===== Supplied data
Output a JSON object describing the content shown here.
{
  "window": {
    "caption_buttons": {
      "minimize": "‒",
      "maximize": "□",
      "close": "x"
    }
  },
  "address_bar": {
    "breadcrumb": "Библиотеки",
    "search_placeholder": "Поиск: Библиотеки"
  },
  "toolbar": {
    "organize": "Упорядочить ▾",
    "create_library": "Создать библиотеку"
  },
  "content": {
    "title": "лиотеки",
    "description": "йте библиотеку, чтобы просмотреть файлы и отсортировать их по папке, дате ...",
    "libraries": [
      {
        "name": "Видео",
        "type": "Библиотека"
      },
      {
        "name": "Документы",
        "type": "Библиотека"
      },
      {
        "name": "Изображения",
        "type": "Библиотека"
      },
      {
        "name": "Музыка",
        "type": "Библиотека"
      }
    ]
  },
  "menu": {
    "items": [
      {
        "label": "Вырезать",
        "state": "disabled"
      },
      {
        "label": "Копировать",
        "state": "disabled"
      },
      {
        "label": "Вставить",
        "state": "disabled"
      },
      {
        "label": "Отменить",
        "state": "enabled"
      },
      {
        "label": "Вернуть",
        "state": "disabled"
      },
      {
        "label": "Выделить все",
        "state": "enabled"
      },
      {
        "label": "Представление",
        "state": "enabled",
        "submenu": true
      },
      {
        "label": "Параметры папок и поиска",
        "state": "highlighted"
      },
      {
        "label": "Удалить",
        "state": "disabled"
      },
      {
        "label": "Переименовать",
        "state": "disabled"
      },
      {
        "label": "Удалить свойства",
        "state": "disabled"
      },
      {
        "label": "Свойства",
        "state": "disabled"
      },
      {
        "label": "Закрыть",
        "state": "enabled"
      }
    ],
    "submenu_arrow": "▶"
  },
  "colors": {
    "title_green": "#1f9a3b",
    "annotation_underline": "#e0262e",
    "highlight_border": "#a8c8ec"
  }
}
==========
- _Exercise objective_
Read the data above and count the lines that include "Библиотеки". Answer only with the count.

- _Solution below_
2